# TASK TO COMPLETE:
The listing below is to be copied exactly, with pictures excluded.

# THE INPUT:
########
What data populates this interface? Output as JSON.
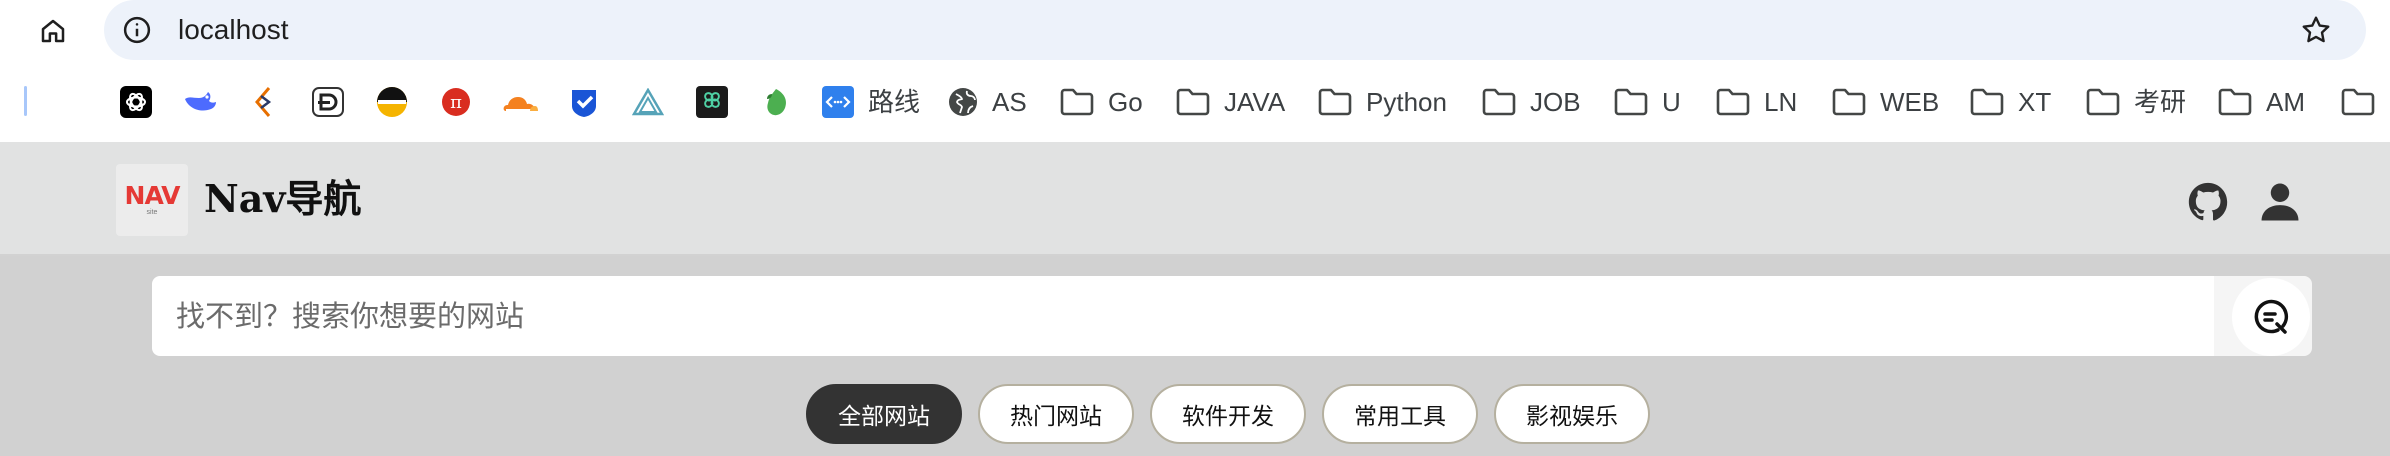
{
  "browser": {
    "url": "localhost",
    "icons": {
      "home": "home-icon",
      "site_info": "info-circle-icon",
      "bookmark_star": "star-outline-icon"
    },
    "bookmarks_bar": {
      "site_icons": [
        "openai-icon",
        "deepseek-icon",
        "java-icon",
        "editor-icon",
        "penguin-icon",
        "pi-icon",
        "cloudflare-icon",
        "check-icon",
        "triangle-icon",
        "grid-icon",
        "leaf-icon"
      ],
      "items": [
        {
          "label": "路线",
          "icon": "code-badge-icon"
        },
        {
          "label": "AS",
          "icon": "globe-icon"
        },
        {
          "label": "Go",
          "icon": "folder-icon"
        },
        {
          "label": "JAVA",
          "icon": "folder-icon"
        },
        {
          "label": "Python",
          "icon": "folder-icon"
        },
        {
          "label": "JOB",
          "icon": "folder-icon"
        },
        {
          "label": "U",
          "icon": "folder-icon"
        },
        {
          "label": "LN",
          "icon": "folder-icon"
        },
        {
          "label": "WEB",
          "icon": "folder-icon"
        },
        {
          "label": "XT",
          "icon": "folder-icon"
        },
        {
          "label": "考研",
          "icon": "folder-icon"
        },
        {
          "label": "AM",
          "icon": "folder-icon"
        }
      ]
    }
  },
  "header": {
    "logo_text": "NAV",
    "logo_subtext": "site",
    "title": "Nav导航",
    "icons": {
      "github": "github-icon",
      "user": "user-icon"
    }
  },
  "search": {
    "placeholder": "找不到？搜索你想要的网站",
    "icon": "search-icon"
  },
  "tabs": [
    {
      "label": "全部网站",
      "active": true
    },
    {
      "label": "热门网站",
      "active": false
    },
    {
      "label": "软件开发",
      "active": false
    },
    {
      "label": "常用工具",
      "active": false
    },
    {
      "label": "影视娱乐",
      "active": false
    }
  ],
  "colors": {
    "omnibox_bg": "#edf2fa",
    "header_bg": "#e1e2e2",
    "main_bg": "#d1d1d1",
    "tab_active_bg": "#333333",
    "tab_border": "#b5b09f"
  }
}
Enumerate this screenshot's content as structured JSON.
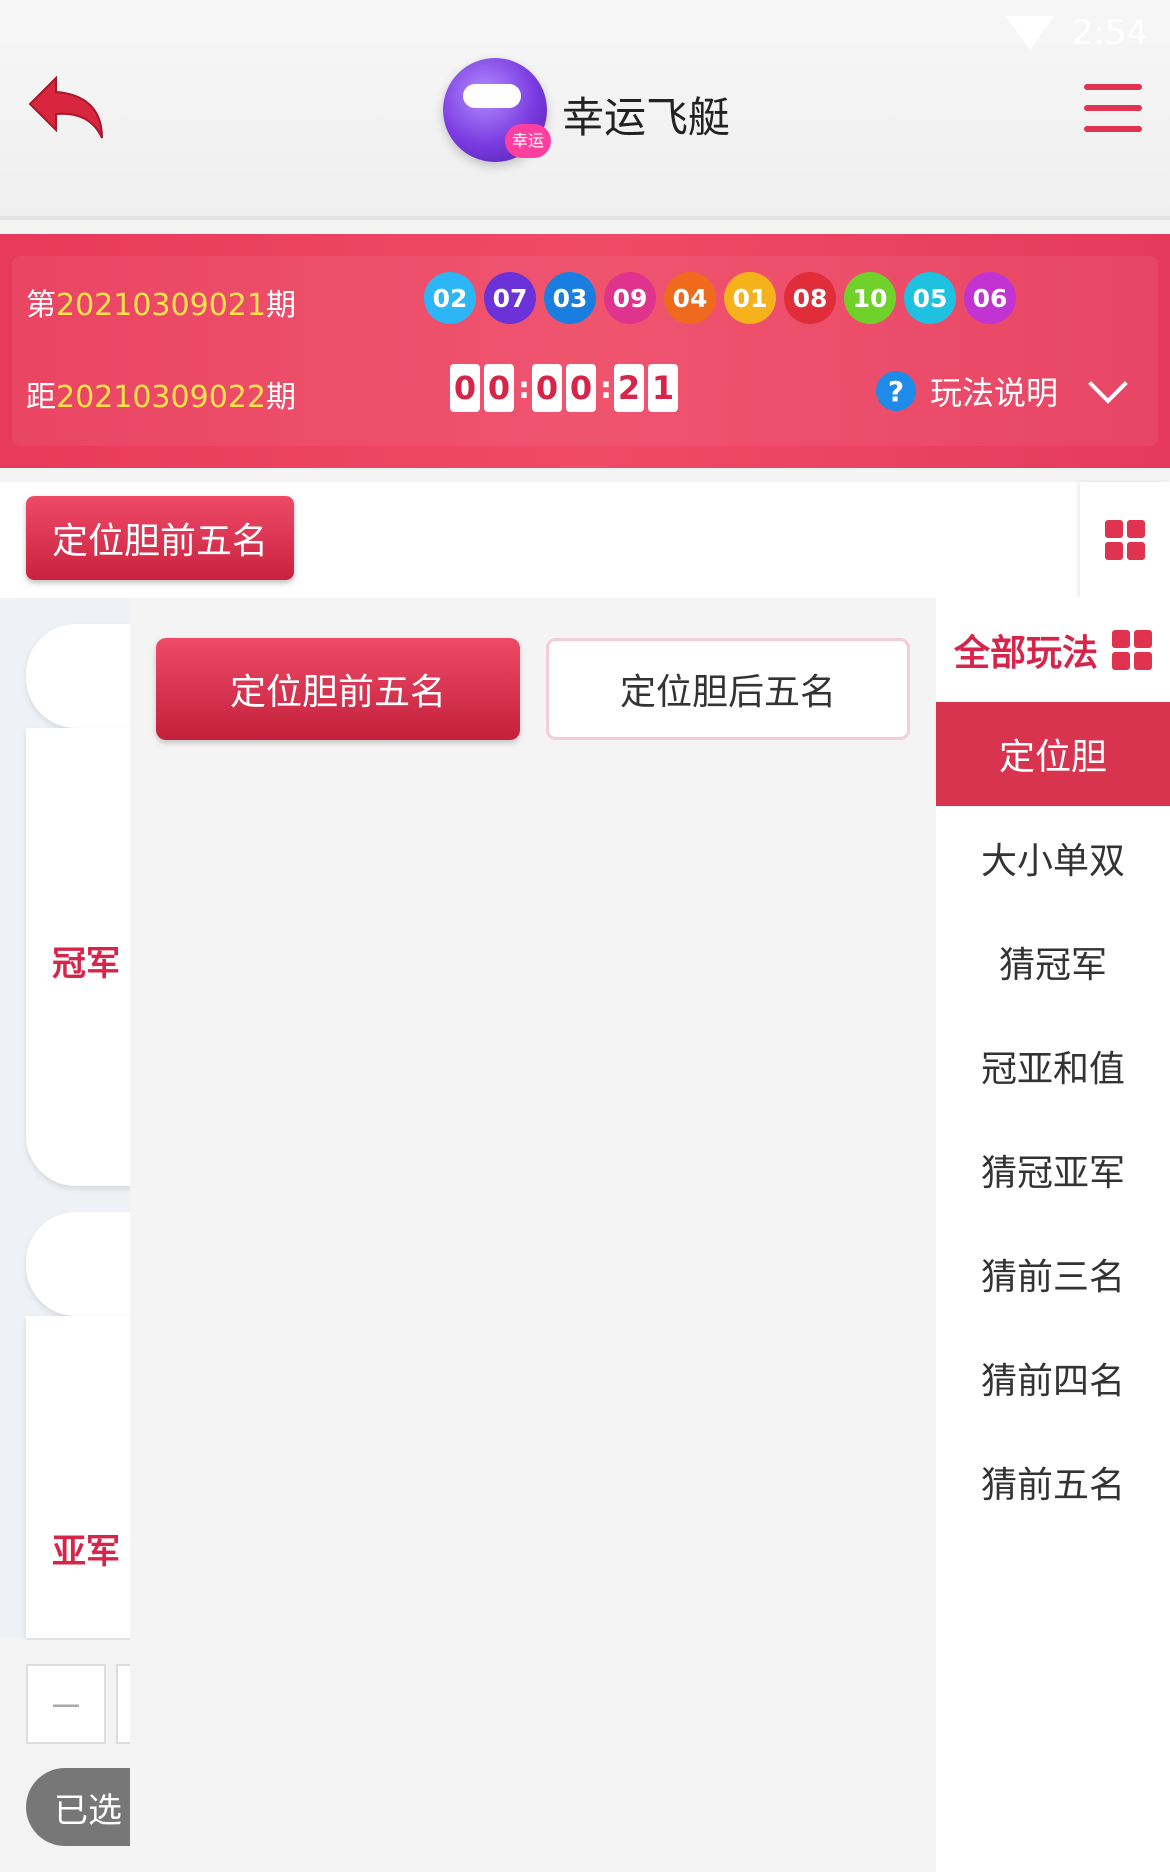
{
  "status": {
    "time": "2:54"
  },
  "header": {
    "title": "幸运飞艇",
    "logo_tag": "幸运"
  },
  "draw": {
    "current_prefix": "第",
    "current_issue": "20210309021",
    "current_suffix": "期",
    "next_prefix": "距",
    "next_issue": "20210309022",
    "next_suffix": "期",
    "balls": [
      {
        "num": "02",
        "color": "#2db6f5"
      },
      {
        "num": "07",
        "color": "#6a32d8"
      },
      {
        "num": "03",
        "color": "#1a7de0"
      },
      {
        "num": "09",
        "color": "#e0338e"
      },
      {
        "num": "04",
        "color": "#f06a1d"
      },
      {
        "num": "01",
        "color": "#f5b21a"
      },
      {
        "num": "08",
        "color": "#e12d3a"
      },
      {
        "num": "10",
        "color": "#6fd12a"
      },
      {
        "num": "05",
        "color": "#1ec2e0"
      },
      {
        "num": "06",
        "color": "#c234d2"
      }
    ],
    "timer": [
      "0",
      "0",
      "0",
      "0",
      "2",
      "1"
    ],
    "howto_label": "玩法说明",
    "howto_icon": "?"
  },
  "play_type": {
    "current": "定位胆前五名"
  },
  "bg": {
    "pos1": "冠军",
    "pos2": "亚军",
    "qty_minus": "－",
    "selected_label": "已选"
  },
  "overlay": {
    "options": [
      "定位胆前五名",
      "定位胆后五名"
    ]
  },
  "sidebar": {
    "title": "全部玩法",
    "items": [
      "定位胆",
      "大小单双",
      "猜冠军",
      "冠亚和值",
      "猜冠亚军",
      "猜前三名",
      "猜前四名",
      "猜前五名"
    ]
  },
  "colors": {
    "accent": "#d9344f",
    "highlight": "#ffe34a"
  }
}
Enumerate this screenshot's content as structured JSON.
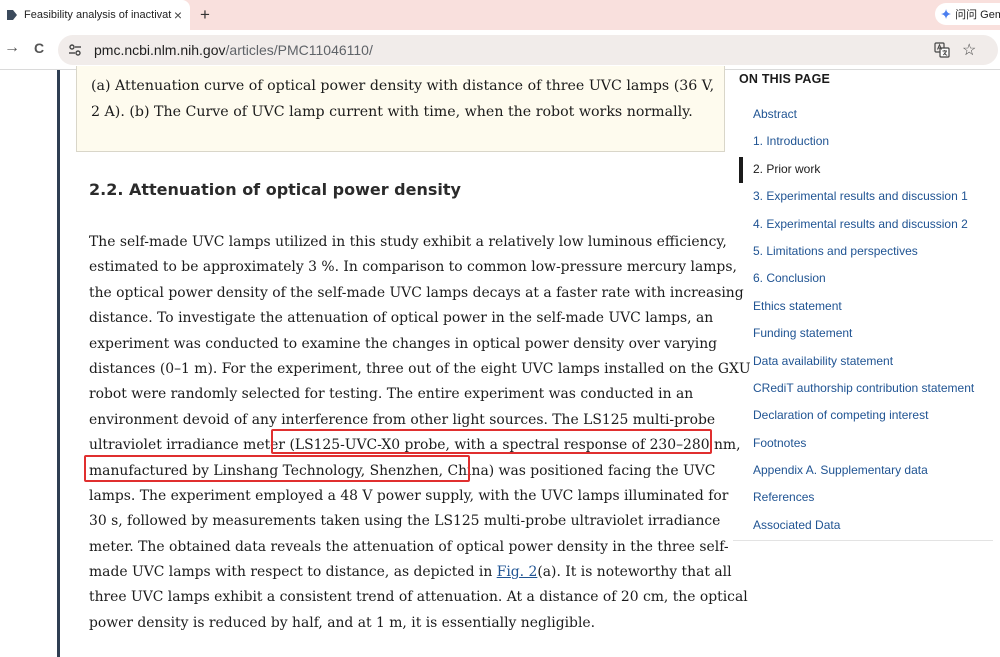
{
  "browser": {
    "tab_title": "Feasibility analysis of inactivation",
    "tab_close": "×",
    "new_tab": "+",
    "gemini_label": "问问 Gemini",
    "url_host": "pmc.ncbi.nlm.nih.gov",
    "url_path": "/articles/PMC11046110/",
    "back_glyph": "→",
    "reload_glyph": "C",
    "star_glyph": "☆"
  },
  "article": {
    "caption": "(a) Attenuation curve of optical power density with distance of three UVC lamps (36 V, 2 A). (b) The Curve of UVC lamp current with time, when the robot works normally.",
    "section_heading": "2.2. Attenuation of optical power density",
    "paragraph": {
      "line1": "The self-made UVC lamps utilized in this study exhibit a relatively low luminous efficiency,",
      "line2": "estimated to be approximately 3 %. In comparison to common low-pressure mercury lamps,",
      "line3": "the optical power density of the self-made UVC lamps decays at a faster rate with increasing",
      "line4": "distance. To investigate the attenuation of optical power in the self-made UVC lamps, an",
      "line5": "experiment was conducted to examine the changes in optical power density over varying",
      "line6": "distances (0–1 m). For the experiment, three out of the eight UVC lamps installed on the GXU",
      "line7": "robot were randomly selected for testing. The entire experiment was conducted in an",
      "line8": "environment devoid of any interference from other light sources. The LS125 multi-probe",
      "line9": "ultraviolet irradiance meter (LS125-UVC-X0 probe, with a spectral response of 230–280 nm,",
      "line10": "manufactured by Linshang Technology, Shenzhen, China) was positioned facing the UVC",
      "line11": "lamps. The experiment employed a 48 V power supply, with the UVC lamps illuminated for",
      "line12": "30 s, followed by measurements taken using the LS125 multi-probe ultraviolet irradiance",
      "line13": "meter. The obtained data reveals the attenuation of optical power density in the three self-",
      "line14_pre": "made UVC lamps with respect to distance, as depicted in ",
      "line14_link": "Fig. 2",
      "line14_post": "(a). It is noteworthy that all",
      "line15": "three UVC lamps exhibit a consistent trend of attenuation. At a distance of 20 cm, the optical",
      "line16": "power density is reduced by half, and at 1 m, it is essentially negligible."
    }
  },
  "toc": {
    "heading": "ON THIS PAGE",
    "items": [
      "Abstract",
      "1. Introduction",
      "2. Prior work",
      "3. Experimental results and discussion 1",
      "4. Experimental results and discussion 2",
      "5. Limitations and perspectives",
      "6. Conclusion",
      "Ethics statement",
      "Funding statement",
      "Data availability statement",
      "CRediT authorship contribution statement",
      "Declaration of competing interest",
      "Footnotes",
      "Appendix A. Supplementary data",
      "References",
      "Associated Data"
    ],
    "active_index": 2
  },
  "colors": {
    "link": "#205493",
    "highlight_box": "#e02f2f",
    "caption_bg": "#fefbee",
    "tab_strip": "#f9e0dd"
  }
}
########
# FINISHED TASK:
What data populates this interface? Output as JSON.
{
  "browser": {
    "url": "localhost",
    "icons": {
      "home": "home-icon",
      "site_info": "info-circle-icon",
      "bookmark_star": "star-outline-icon"
    },
    "bookmarks_bar": {
      "site_icons": [
        "openai-icon",
        "deepseek-icon",
        "java-icon",
        "editor-icon",
        "penguin-icon",
        "pi-icon",
        "cloudflare-icon",
        "check-icon",
        "triangle-icon",
        "grid-icon",
        "leaf-icon"
      ],
      "items": [
        {
          "label": "路线",
          "icon": "code-badge-icon"
        },
        {
          "label": "AS",
          "icon": "globe-icon"
        },
        {
          "label": "Go",
          "icon": "folder-icon"
        },
        {
          "label": "JAVA",
          "icon": "folder-icon"
        },
        {
          "label": "Python",
          "icon": "folder-icon"
        },
        {
          "label": "JOB",
          "icon": "folder-icon"
        },
        {
          "label": "U",
          "icon": "folder-icon"
        },
        {
          "label": "LN",
          "icon": "folder-icon"
        },
        {
          "label": "WEB",
          "icon": "folder-icon"
        },
        {
          "label": "XT",
          "icon": "folder-icon"
        },
        {
          "label": "考研",
          "icon": "folder-icon"
        },
        {
          "label": "AM",
          "icon": "folder-icon"
        }
      ]
    }
  },
  "header": {
    "logo_text": "NAV",
    "logo_subtext": "site",
    "title": "Nav导航",
    "icons": {
      "github": "github-icon",
      "user": "user-icon"
    }
  },
  "search": {
    "placeholder": "找不到？搜索你想要的网站",
    "icon": "search-icon"
  },
  "tabs": [
    {
      "label": "全部网站",
      "active": true
    },
    {
      "label": "热门网站",
      "active": false
    },
    {
      "label": "软件开发",
      "active": false
    },
    {
      "label": "常用工具",
      "active": false
    },
    {
      "label": "影视娱乐",
      "active": false
    }
  ],
  "colors": {
    "omnibox_bg": "#edf2fa",
    "header_bg": "#e1e2e2",
    "main_bg": "#d1d1d1",
    "tab_active_bg": "#333333",
    "tab_border": "#b5b09f"
  }
}
Enumerate this screenshot's content as structured JSON.
{
  "status": {
    "time": "2:54"
  },
  "header": {
    "title": "幸运飞艇",
    "logo_tag": "幸运"
  },
  "draw": {
    "current_prefix": "第",
    "current_issue": "20210309021",
    "current_suffix": "期",
    "next_prefix": "距",
    "next_issue": "20210309022",
    "next_suffix": "期",
    "balls": [
      {
        "num": "02",
        "color": "#2db6f5"
      },
      {
        "num": "07",
        "color": "#6a32d8"
      },
      {
        "num": "03",
        "color": "#1a7de0"
      },
      {
        "num": "09",
        "color": "#e0338e"
      },
      {
        "num": "04",
        "color": "#f06a1d"
      },
      {
        "num": "01",
        "color": "#f5b21a"
      },
      {
        "num": "08",
        "color": "#e12d3a"
      },
      {
        "num": "10",
        "color": "#6fd12a"
      },
      {
        "num": "05",
        "color": "#1ec2e0"
      },
      {
        "num": "06",
        "color": "#c234d2"
      }
    ],
    "timer": [
      "0",
      "0",
      "0",
      "0",
      "2",
      "1"
    ],
    "howto_label": "玩法说明",
    "howto_icon": "?"
  },
  "play_type": {
    "current": "定位胆前五名"
  },
  "bg": {
    "pos1": "冠军",
    "pos2": "亚军",
    "qty_minus": "－",
    "selected_label": "已选"
  },
  "overlay": {
    "options": [
      "定位胆前五名",
      "定位胆后五名"
    ]
  },
  "sidebar": {
    "title": "全部玩法",
    "items": [
      "定位胆",
      "大小单双",
      "猜冠军",
      "冠亚和值",
      "猜冠亚军",
      "猜前三名",
      "猜前四名",
      "猜前五名"
    ]
  },
  "colors": {
    "accent": "#d9344f",
    "highlight": "#ffe34a"
  }
}
Enumerate this screenshot's content as structured JSON.
{
  "browser": {
    "tab_title": "Feasibility analysis of inactivation",
    "tab_close": "×",
    "new_tab": "+",
    "gemini_label": "问问 Gemini",
    "url_host": "pmc.ncbi.nlm.nih.gov",
    "url_path": "/articles/PMC11046110/",
    "back_glyph": "→",
    "reload_glyph": "C",
    "star_glyph": "☆"
  },
  "article": {
    "caption": "(a) Attenuation curve of optical power density with distance of three UVC lamps (36 V, 2 A). (b) The Curve of UVC lamp current with time, when the robot works normally.",
    "section_heading": "2.2. Attenuation of optical power density",
    "paragraph": {
      "line1": "The self-made UVC lamps utilized in this study exhibit a relatively low luminous efficiency,",
      "line2": "estimated to be approximately 3 %. In comparison to common low-pressure mercury lamps,",
      "line3": "the optical power density of the self-made UVC lamps decays at a faster rate with increasing",
      "line4": "distance. To investigate the attenuation of optical power in the self-made UVC lamps, an",
      "line5": "experiment was conducted to examine the changes in optical power density over varying",
      "line6": "distances (0–1 m). For the experiment, three out of the eight UVC lamps installed on the GXU",
      "line7": "robot were randomly selected for testing. The entire experiment was conducted in an",
      "line8": "environment devoid of any interference from other light sources. The LS125 multi-probe",
      "line9": "ultraviolet irradiance meter (LS125-UVC-X0 probe, with a spectral response of 230–280 nm,",
      "line10": "manufactured by Linshang Technology, Shenzhen, China) was positioned facing the UVC",
      "line11": "lamps. The experiment employed a 48 V power supply, with the UVC lamps illuminated for",
      "line12": "30 s, followed by measurements taken using the LS125 multi-probe ultraviolet irradiance",
      "line13": "meter. The obtained data reveals the attenuation of optical power density in the three self-",
      "line14_pre": "made UVC lamps with respect to distance, as depicted in ",
      "line14_link": "Fig. 2",
      "line14_post": "(a). It is noteworthy that all",
      "line15": "three UVC lamps exhibit a consistent trend of attenuation. At a distance of 20 cm, the optical",
      "line16": "power density is reduced by half, and at 1 m, it is essentially negligible."
    }
  },
  "toc": {
    "heading": "ON THIS PAGE",
    "items": [
      "Abstract",
      "1. Introduction",
      "2. Prior work",
      "3. Experimental results and discussion 1",
      "4. Experimental results and discussion 2",
      "5. Limitations and perspectives",
      "6. Conclusion",
      "Ethics statement",
      "Funding statement",
      "Data availability statement",
      "CRediT authorship contribution statement",
      "Declaration of competing interest",
      "Footnotes",
      "Appendix A. Supplementary data",
      "References",
      "Associated Data"
    ],
    "active_index": 2
  },
  "colors": {
    "link": "#205493",
    "highlight_box": "#e02f2f",
    "caption_bg": "#fefbee",
    "tab_strip": "#f9e0dd"
  }
}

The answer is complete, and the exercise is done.